Task instructions — Copy all lines containing the string "method" from the records below.

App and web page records
'''
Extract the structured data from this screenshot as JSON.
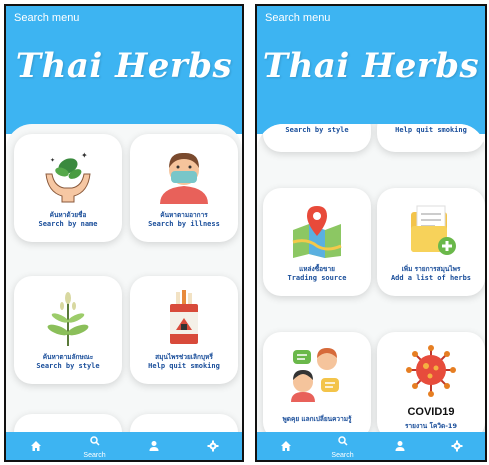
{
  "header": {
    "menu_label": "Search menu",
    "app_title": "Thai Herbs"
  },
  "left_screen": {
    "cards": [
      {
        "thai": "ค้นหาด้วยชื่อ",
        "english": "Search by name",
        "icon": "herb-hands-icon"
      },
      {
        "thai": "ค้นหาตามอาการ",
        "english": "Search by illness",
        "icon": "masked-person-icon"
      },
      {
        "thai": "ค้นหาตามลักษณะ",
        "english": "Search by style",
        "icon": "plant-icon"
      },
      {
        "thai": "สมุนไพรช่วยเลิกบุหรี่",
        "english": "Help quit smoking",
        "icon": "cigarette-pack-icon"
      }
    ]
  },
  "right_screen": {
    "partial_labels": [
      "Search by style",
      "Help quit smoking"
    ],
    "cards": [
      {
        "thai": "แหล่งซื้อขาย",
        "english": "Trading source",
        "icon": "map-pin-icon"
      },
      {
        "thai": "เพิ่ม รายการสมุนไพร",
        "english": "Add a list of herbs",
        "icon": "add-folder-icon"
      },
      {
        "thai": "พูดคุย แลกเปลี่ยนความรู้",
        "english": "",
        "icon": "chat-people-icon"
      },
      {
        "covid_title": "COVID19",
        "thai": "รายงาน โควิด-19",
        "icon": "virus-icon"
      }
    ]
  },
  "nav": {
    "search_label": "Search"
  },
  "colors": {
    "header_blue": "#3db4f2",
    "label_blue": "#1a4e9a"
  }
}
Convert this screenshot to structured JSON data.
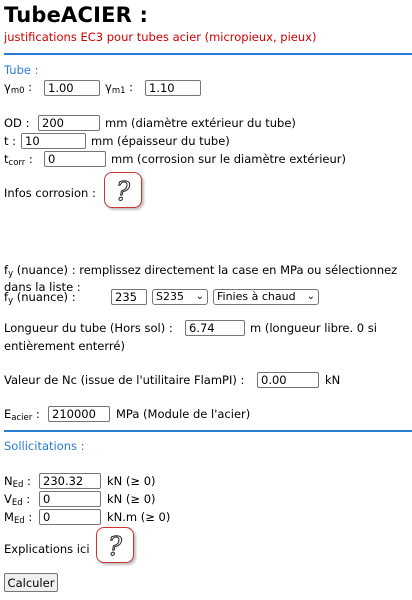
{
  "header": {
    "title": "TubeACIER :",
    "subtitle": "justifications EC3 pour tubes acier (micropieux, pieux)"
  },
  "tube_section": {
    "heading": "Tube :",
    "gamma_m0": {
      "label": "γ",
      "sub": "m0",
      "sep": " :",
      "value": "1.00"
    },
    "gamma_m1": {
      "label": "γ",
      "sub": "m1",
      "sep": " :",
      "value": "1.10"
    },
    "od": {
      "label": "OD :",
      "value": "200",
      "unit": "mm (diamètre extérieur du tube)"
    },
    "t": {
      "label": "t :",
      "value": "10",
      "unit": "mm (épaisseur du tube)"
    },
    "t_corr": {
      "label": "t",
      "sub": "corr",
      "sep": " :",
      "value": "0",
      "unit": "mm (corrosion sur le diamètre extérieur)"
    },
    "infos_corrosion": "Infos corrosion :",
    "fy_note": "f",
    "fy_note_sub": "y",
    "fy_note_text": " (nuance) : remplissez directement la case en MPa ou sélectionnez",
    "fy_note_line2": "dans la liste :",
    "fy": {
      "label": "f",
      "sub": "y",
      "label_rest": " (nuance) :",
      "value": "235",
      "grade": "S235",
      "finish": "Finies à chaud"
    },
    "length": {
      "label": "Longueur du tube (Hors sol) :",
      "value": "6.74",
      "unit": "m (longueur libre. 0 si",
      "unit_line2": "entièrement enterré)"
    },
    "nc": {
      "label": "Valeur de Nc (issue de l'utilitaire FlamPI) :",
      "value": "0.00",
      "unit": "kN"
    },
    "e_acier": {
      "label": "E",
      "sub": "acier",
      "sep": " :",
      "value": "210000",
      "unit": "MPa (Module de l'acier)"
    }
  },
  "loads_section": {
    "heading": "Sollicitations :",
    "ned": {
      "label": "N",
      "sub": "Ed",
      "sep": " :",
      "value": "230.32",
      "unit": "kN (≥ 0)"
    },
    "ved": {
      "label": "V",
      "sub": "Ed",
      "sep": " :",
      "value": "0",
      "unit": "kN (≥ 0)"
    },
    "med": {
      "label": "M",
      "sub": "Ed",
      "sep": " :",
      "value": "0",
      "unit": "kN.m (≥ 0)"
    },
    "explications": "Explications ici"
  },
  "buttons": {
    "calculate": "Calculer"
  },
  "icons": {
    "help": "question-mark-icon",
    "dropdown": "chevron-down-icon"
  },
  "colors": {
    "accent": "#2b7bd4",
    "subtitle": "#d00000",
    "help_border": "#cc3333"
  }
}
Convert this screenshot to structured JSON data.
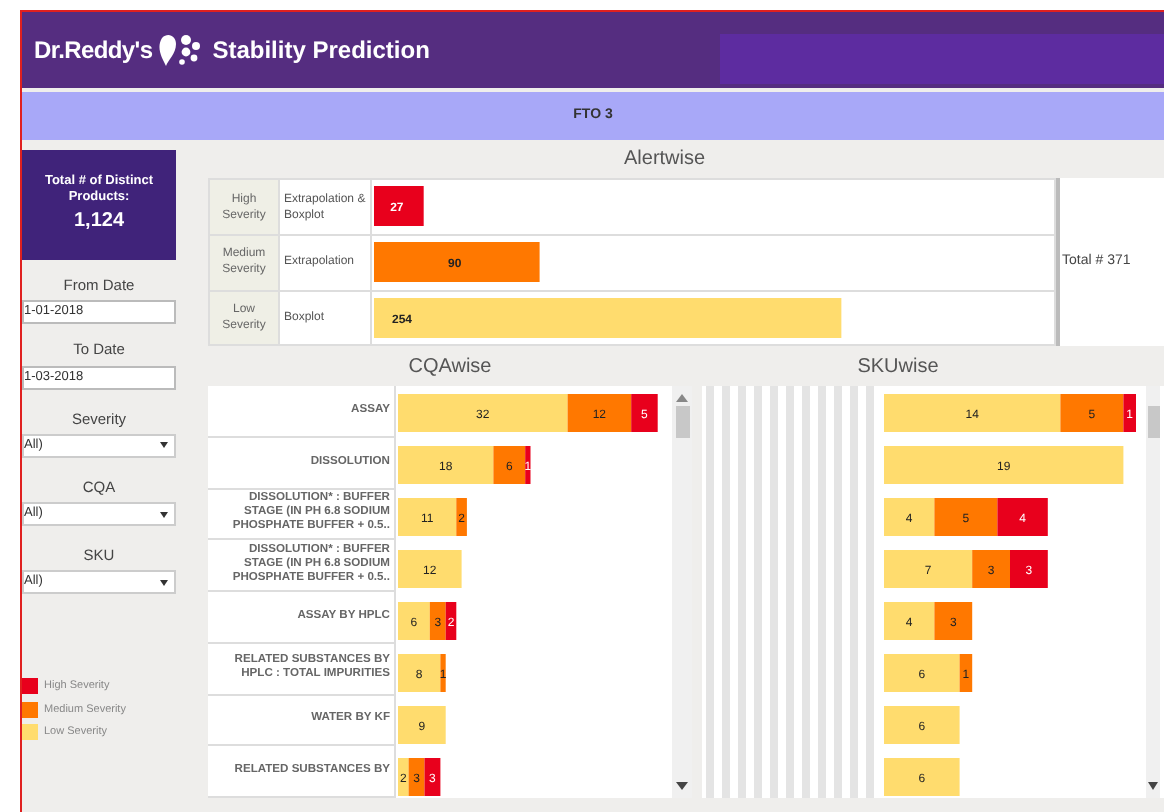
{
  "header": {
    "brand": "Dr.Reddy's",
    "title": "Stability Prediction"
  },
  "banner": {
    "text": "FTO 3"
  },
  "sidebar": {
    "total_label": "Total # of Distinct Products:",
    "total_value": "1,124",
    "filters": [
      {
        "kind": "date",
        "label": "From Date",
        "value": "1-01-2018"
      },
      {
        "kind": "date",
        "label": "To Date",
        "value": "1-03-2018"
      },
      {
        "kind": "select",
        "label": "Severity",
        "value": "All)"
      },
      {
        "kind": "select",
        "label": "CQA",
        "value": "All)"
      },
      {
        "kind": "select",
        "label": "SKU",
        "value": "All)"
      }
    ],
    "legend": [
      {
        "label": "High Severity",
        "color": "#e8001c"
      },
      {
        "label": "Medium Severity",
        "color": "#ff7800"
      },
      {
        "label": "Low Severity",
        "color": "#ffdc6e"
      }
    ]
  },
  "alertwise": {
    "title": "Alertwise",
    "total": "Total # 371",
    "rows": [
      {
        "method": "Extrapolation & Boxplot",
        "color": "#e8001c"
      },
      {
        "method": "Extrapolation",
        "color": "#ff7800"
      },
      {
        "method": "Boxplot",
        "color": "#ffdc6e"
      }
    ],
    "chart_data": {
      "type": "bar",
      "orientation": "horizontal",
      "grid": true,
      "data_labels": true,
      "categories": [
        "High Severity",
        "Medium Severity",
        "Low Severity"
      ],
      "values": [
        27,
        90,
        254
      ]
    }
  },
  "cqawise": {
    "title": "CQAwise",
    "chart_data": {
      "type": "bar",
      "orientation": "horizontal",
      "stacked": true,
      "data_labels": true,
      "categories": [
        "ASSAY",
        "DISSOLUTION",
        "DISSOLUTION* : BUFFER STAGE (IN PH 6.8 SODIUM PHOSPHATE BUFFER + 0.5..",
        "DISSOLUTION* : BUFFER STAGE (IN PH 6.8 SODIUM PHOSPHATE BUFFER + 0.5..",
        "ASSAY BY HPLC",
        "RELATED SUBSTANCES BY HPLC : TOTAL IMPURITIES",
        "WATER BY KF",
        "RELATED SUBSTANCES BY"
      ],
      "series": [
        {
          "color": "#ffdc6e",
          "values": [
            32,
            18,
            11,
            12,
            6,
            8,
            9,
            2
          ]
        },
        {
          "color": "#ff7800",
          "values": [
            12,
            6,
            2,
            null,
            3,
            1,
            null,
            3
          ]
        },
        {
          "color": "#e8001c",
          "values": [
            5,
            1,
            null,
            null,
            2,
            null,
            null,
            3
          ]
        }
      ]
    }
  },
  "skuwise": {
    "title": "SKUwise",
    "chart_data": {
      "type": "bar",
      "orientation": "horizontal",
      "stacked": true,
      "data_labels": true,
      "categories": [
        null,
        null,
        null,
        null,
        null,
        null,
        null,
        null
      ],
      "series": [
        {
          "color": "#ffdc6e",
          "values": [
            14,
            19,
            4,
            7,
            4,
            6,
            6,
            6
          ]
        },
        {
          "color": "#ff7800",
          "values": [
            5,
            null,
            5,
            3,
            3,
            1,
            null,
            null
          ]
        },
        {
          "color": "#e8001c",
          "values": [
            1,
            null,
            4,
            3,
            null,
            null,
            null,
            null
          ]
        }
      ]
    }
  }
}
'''
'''
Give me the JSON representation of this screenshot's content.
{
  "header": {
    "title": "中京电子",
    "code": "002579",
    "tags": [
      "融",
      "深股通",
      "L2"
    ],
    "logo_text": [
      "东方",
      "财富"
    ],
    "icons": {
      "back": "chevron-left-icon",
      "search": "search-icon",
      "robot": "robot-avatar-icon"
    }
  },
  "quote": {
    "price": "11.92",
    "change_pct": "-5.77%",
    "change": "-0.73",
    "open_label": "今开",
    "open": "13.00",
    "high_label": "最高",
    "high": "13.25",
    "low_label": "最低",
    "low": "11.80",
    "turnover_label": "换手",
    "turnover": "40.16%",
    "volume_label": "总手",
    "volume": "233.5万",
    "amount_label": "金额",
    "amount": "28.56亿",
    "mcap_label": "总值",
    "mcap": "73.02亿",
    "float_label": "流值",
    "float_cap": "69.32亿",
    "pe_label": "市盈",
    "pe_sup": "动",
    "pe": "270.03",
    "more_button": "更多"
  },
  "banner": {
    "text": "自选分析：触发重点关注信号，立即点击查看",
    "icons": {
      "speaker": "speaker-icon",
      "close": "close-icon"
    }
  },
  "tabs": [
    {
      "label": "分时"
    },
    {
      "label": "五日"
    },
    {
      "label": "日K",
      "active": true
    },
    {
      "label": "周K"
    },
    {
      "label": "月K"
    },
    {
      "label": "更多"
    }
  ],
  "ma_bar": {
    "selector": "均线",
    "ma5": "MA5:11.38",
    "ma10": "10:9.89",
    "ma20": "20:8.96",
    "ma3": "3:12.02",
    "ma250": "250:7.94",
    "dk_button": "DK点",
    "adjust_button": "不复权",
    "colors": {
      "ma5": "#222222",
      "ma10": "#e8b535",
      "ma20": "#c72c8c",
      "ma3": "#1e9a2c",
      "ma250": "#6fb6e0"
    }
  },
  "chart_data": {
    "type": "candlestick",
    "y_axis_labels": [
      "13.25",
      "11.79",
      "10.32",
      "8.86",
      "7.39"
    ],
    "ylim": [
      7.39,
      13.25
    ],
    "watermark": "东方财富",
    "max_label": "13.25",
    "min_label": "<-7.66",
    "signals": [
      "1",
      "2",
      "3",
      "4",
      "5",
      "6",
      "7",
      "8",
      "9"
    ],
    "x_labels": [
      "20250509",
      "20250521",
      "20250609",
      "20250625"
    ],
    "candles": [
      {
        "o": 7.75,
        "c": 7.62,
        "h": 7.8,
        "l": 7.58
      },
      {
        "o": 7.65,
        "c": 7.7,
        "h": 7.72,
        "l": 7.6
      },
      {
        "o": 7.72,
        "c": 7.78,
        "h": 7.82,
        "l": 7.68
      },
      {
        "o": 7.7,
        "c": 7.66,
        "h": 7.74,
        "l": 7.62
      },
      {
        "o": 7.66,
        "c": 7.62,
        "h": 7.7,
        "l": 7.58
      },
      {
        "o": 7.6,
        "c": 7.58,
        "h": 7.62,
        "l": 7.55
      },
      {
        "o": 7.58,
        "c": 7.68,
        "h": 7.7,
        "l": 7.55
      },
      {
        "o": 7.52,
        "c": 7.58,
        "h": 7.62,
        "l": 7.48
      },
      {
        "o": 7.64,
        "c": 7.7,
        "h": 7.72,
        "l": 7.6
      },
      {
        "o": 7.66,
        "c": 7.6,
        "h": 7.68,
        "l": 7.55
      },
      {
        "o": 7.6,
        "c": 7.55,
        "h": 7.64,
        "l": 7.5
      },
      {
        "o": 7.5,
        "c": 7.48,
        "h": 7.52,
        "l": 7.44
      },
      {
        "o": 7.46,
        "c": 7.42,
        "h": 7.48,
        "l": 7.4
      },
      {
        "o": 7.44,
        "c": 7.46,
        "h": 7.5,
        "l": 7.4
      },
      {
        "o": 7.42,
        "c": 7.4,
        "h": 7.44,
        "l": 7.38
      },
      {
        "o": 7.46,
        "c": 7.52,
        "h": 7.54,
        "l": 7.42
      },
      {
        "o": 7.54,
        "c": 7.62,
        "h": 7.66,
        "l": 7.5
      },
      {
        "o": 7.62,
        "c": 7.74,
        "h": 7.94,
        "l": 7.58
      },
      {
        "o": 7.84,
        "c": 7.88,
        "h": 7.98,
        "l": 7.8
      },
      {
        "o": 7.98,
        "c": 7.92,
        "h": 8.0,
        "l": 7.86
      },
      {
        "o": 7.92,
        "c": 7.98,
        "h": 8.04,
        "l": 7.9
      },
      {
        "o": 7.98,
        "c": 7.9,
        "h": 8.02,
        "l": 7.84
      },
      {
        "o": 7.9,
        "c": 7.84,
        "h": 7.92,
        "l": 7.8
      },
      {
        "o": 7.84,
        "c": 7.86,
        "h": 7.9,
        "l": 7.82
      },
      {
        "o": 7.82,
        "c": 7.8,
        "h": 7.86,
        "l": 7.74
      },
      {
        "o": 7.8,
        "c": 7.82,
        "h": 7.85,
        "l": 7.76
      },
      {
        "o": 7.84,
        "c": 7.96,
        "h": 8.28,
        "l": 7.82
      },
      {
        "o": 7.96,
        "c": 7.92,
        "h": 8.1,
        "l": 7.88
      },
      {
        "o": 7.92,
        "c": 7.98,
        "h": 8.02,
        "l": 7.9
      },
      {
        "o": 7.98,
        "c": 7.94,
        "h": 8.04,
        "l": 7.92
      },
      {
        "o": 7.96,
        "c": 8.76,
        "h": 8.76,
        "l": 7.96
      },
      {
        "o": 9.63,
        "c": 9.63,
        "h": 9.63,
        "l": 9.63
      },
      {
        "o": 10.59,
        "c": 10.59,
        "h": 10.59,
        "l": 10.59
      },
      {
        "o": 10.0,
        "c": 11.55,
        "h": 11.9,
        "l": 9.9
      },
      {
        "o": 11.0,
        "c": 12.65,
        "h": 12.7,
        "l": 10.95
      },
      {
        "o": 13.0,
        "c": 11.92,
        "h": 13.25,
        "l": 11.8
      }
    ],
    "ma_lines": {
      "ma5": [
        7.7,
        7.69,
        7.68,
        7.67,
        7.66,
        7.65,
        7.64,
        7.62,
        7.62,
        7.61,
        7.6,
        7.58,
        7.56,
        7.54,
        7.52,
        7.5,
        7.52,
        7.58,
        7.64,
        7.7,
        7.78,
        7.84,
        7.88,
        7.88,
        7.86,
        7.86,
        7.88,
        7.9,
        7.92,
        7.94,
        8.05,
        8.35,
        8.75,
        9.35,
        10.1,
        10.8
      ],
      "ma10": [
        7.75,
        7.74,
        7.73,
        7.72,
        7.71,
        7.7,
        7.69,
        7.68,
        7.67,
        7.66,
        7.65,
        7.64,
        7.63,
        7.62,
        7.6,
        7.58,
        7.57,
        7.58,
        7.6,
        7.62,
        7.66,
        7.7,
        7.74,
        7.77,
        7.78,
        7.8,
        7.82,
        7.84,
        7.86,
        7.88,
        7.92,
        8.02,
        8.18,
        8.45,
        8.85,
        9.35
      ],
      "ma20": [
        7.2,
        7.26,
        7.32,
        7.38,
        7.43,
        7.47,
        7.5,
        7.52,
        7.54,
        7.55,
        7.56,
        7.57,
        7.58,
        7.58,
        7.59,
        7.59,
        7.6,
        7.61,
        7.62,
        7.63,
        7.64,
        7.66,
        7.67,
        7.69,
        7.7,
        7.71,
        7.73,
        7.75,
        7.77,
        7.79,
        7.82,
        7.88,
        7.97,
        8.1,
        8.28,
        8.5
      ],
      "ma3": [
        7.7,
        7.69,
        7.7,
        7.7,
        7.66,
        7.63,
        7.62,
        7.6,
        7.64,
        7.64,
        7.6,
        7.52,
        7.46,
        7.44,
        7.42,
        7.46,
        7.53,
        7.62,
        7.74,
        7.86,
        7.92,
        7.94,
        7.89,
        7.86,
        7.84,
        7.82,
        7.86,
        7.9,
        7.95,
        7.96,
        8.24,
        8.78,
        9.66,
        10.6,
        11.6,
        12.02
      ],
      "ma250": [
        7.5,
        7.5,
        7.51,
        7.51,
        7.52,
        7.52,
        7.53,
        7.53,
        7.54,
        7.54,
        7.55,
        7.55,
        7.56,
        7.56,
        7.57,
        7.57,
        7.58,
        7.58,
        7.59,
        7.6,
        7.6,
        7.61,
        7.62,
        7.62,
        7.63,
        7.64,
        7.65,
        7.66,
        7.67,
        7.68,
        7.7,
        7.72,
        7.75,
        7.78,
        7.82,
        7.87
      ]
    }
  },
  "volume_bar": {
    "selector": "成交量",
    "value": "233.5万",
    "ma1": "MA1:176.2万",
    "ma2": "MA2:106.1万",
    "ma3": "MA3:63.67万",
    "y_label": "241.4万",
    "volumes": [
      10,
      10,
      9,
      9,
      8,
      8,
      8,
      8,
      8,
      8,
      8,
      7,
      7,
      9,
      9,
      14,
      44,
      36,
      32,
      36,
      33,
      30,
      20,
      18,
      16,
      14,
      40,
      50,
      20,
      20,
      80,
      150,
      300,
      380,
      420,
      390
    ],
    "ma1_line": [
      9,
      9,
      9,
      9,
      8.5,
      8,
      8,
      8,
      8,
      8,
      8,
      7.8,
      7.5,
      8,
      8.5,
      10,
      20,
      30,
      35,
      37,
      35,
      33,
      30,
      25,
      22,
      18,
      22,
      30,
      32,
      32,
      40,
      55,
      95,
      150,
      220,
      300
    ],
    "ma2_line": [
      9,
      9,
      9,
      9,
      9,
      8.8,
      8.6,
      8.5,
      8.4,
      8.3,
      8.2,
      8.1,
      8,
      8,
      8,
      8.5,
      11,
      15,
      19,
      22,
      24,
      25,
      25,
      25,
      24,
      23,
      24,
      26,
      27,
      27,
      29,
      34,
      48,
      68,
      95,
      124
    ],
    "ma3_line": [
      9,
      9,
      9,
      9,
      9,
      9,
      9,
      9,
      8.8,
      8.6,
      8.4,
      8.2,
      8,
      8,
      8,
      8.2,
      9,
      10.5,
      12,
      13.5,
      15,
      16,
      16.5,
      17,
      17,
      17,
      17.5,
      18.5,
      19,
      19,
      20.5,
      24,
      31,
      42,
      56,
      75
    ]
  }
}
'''
Exercise answer —
        "method": "Extrapolation & Boxplot",
        "method": "Extrapolation",
        "method": "Boxplot",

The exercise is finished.